Now, this is what I call a tall story...
Lucian of Samosata (c. 120 - c. 200) was born in the Roman province of Syria. His mother tongue was probably some form of Aramaic, but he wrote his works in a Greek influenced by the Attic classics. He was a rhetorician, a philosopher of sorts and, after the age of approximately 40, a man of letters, writing in a form of his own making - a kind of comedic dialogue meant to be read instead of performed, though he did travel around reading his dialogues to audiences (after all, a man must eat). Lucian had a real interest in philosophy, but the Hermotimos was his farewell to philosophy.
Thereafter, he developed his comedic dialogues and viewed himself as a writer, though many of these dialogues do involve philosophy one way or another. However, he also wrote this story - A True Story - whose truth he flatly denies.
Some fifteen hundred years before Swift, Lucian has his heroes fly to islands in the sky, participate in a war between the inhabitants of the moon and those of the sun, and then get swallowed by a whale who wouldn't even have noticed Jonah's miniscule fishy-wishy.
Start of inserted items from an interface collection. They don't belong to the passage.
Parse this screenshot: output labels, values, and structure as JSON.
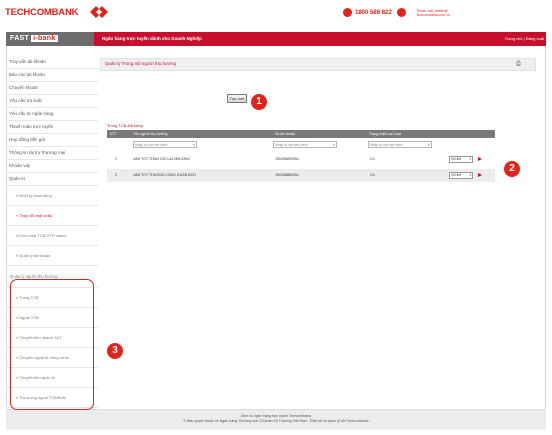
{
  "brand": {
    "name": "TECHCOMBANK",
    "product_main": "FAST",
    "product_sub": "i-bank",
    "tagline": "Ngân hàng trực tuyến dành cho Doanh Nghiệp",
    "hotline": "1800 588 822",
    "contact_lines": [
      "Email: call_center@",
      "techcombank.com.vn"
    ],
    "user_links": "Trang chủ | Đăng xuất"
  },
  "sidebar": {
    "items": [
      "Truy vấn tài khoản",
      "Báo cáo tài khoản",
      "Chuyển khoản",
      "Yêu cầu tra soát",
      "Yêu cầu từ ngân hàng",
      "Thanh toán trực tuyến",
      "Hợp đồng tiền gửi",
      "Thông tin tài trợ thương mại",
      "Khoản vay",
      "Quản trị"
    ],
    "admin_subs": [
      "Nhật ký hoạt động",
      "Thay đổi mật khẩu",
      "Kích hoạt TCB OTP Vasco",
      "Quản lý tài khoản"
    ],
    "beneficiary_group": "Quản lý người thụ hưởng",
    "beneficiary_subs": [
      "Trong TCB",
      "Ngoài TCB",
      "Chuyển tiền nhanh 24/7",
      "Chuyển ngoại tệ trong nước",
      "Chuyển tiền quốc tế",
      "Trả lương ngoài TCB/Bulk"
    ]
  },
  "main": {
    "breadcrumb": "Quản lý Trong nội người thụ hưởng",
    "new_button": "Tạo mới",
    "section_title": "Trong TCB-Đã khớp",
    "columns": [
      "STT",
      "Tên người thụ hưởng",
      "Số tài khoản",
      "Trạng thái/Loại hoạt"
    ],
    "filters": [
      "Nhập từ cần tìm kiếm",
      "Nhập từ cần tìm kiếm",
      "Nhập từ cần tìm kiếm"
    ],
    "rows": [
      {
        "stt": "1",
        "name": "VAN TOT TOAN GIO LAI NHUONG",
        "account": "19029889930x",
        "status": "Có",
        "action": "Chi tiết"
      },
      {
        "stt": "2",
        "name": "VAN TOT THUONG LONG GUAN BCH",
        "account": "19029888930x",
        "status": "Có",
        "action": "Chi tiết"
      }
    ]
  },
  "footer": {
    "line1": "Dịch vụ ngân hàng trực tuyến Techcombank",
    "line2": "© Bản quyền thuộc về Ngân hàng Thương mại Cổ phần Kỹ Thương Việt Nam. Thiết kế và quản lý bởi Techcombank"
  },
  "annotations": {
    "one": "1",
    "two": "2",
    "three": "3"
  },
  "colors": {
    "accent": "#c8102e",
    "brand_red": "#e2231a",
    "header_grey": "#7a7a7a"
  }
}
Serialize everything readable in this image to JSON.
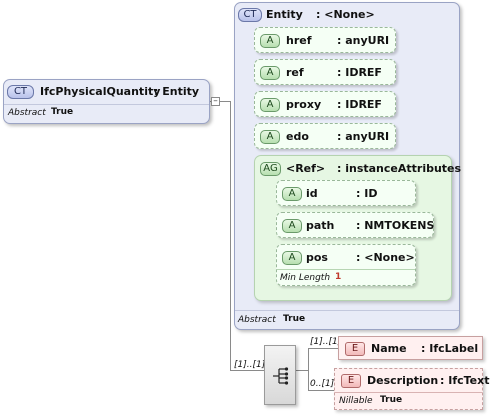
{
  "root": {
    "badge": "CT",
    "name": "IfcPhysicalQuantity",
    "type": ": Entity",
    "prop_label": "Abstract",
    "prop_value": "True"
  },
  "entity": {
    "badge": "CT",
    "name": "Entity",
    "type": ": <None>",
    "prop_label": "Abstract",
    "prop_value": "True",
    "attributes": [
      {
        "badge": "A",
        "name": "href",
        "type": ": anyURI"
      },
      {
        "badge": "A",
        "name": "ref",
        "type": ": IDREF"
      },
      {
        "badge": "A",
        "name": "proxy",
        "type": ": IDREF"
      },
      {
        "badge": "A",
        "name": "edo",
        "type": ": anyURI"
      }
    ],
    "group": {
      "badge": "AG",
      "name": "<Ref>",
      "type": ": instanceAttributes",
      "attributes": [
        {
          "badge": "A",
          "name": "id",
          "type": ": ID"
        },
        {
          "badge": "A",
          "name": "path",
          "type": ": NMTOKENS"
        },
        {
          "badge": "A",
          "name": "pos",
          "type": ": <None>",
          "facet_label": "Min Length",
          "facet_value": "1"
        }
      ]
    }
  },
  "sequence": {
    "multiplicity": "[1]..[1]",
    "elements": [
      {
        "badge": "E",
        "name": "Name",
        "type": ": IfcLabel",
        "multiplicity": "[1]..[1]"
      },
      {
        "badge": "E",
        "name": "Description",
        "type": ": IfcText",
        "multiplicity": "0..[1]",
        "prop_label": "Nillable",
        "prop_value": "True"
      }
    ]
  },
  "colors": {
    "complex_type": "#e8ebf7",
    "attribute": "#f5fff5",
    "element": "#fff0f0"
  }
}
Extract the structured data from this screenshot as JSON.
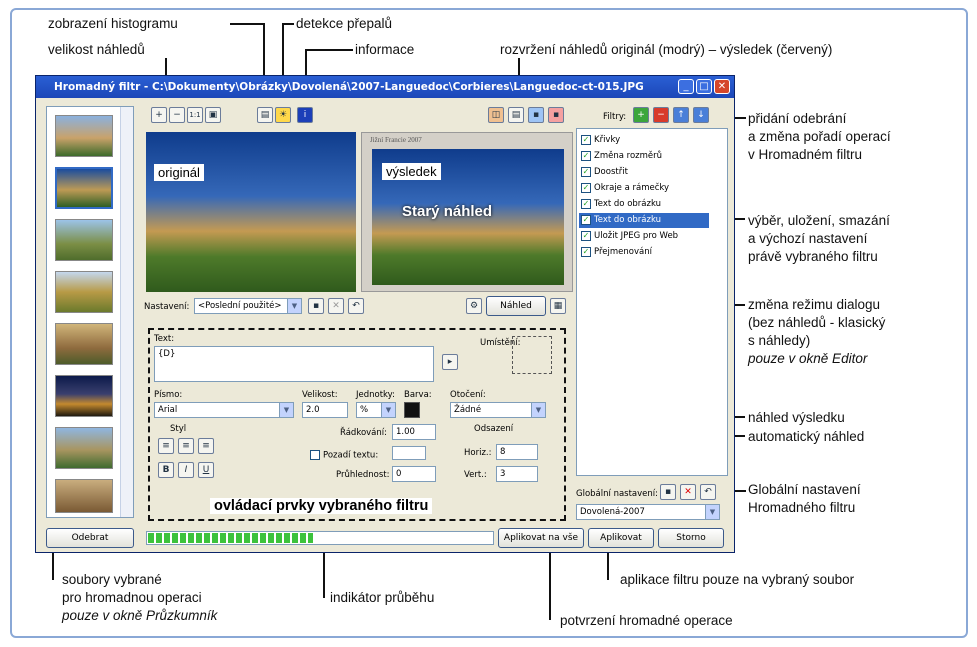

But then it gets good.
The heroes land at the Isle of the Blessed, where Homer and Ulysses and Achilles live with Socrates and his crowd of beautiful boys. Prominent among the missing: Plato (in his own private Utopia), all of the Stoics (still climbing the mountain of Virtue), all of the Academics (unable to admit the truth of the Isle), etc. Pythagoras and Empedocles are present, though in a rather unfortunate state. Lucian manages to interview Homer, who clears up all of the controversies about Homeric literature...Priceless.
But the heroes had to leave because they were still living. Lucian is not happy about leaving, of course, but he is assured that he will perish soon enough and that, as long as he "abstain[s] from stirring fire with a knife, from lupines and from the society of boys over eighteen" he could expect to return to an honored seat at the banquets on the Isle of the Blessed.
In this inverted Divine Comedy our heroes return to the living but must first pass the isles where the evil are punished. Naturally, they land on one of them, and we are treated to Lucian's version of Hell. Not unexpectedly, the worst torments are reserved for those who lie and who present false histories.(*)
Continuing the long voyage back to Earth, they come to the Isle of Dreams, where Lucian puffs with pride that he can be the first to supplement Homer's vague description with details... And so it goes, island after improbable island until a storm takes them and dashes them onto a real shore. Ah, but not yet the right shore...
I don't know why the words "science fiction" are brought into play when discussing this text - is Gulliver's Travels science fiction? Not a bit of it. Like Gulliver's Travels Lucian's text is a satirical fantasy, though of a more modest scope. And, like Gulliver's Travels, it is quite entertaining. I wonder if Swift had read Lucian's story.
[Read in the translation by H.W. Fowler and F.G. Fowler from 1905:
which is available gratis online.]
(*) Earlier in the text Herodotus and a number of the less famous fabulists historians have their legs thoroughly pulled.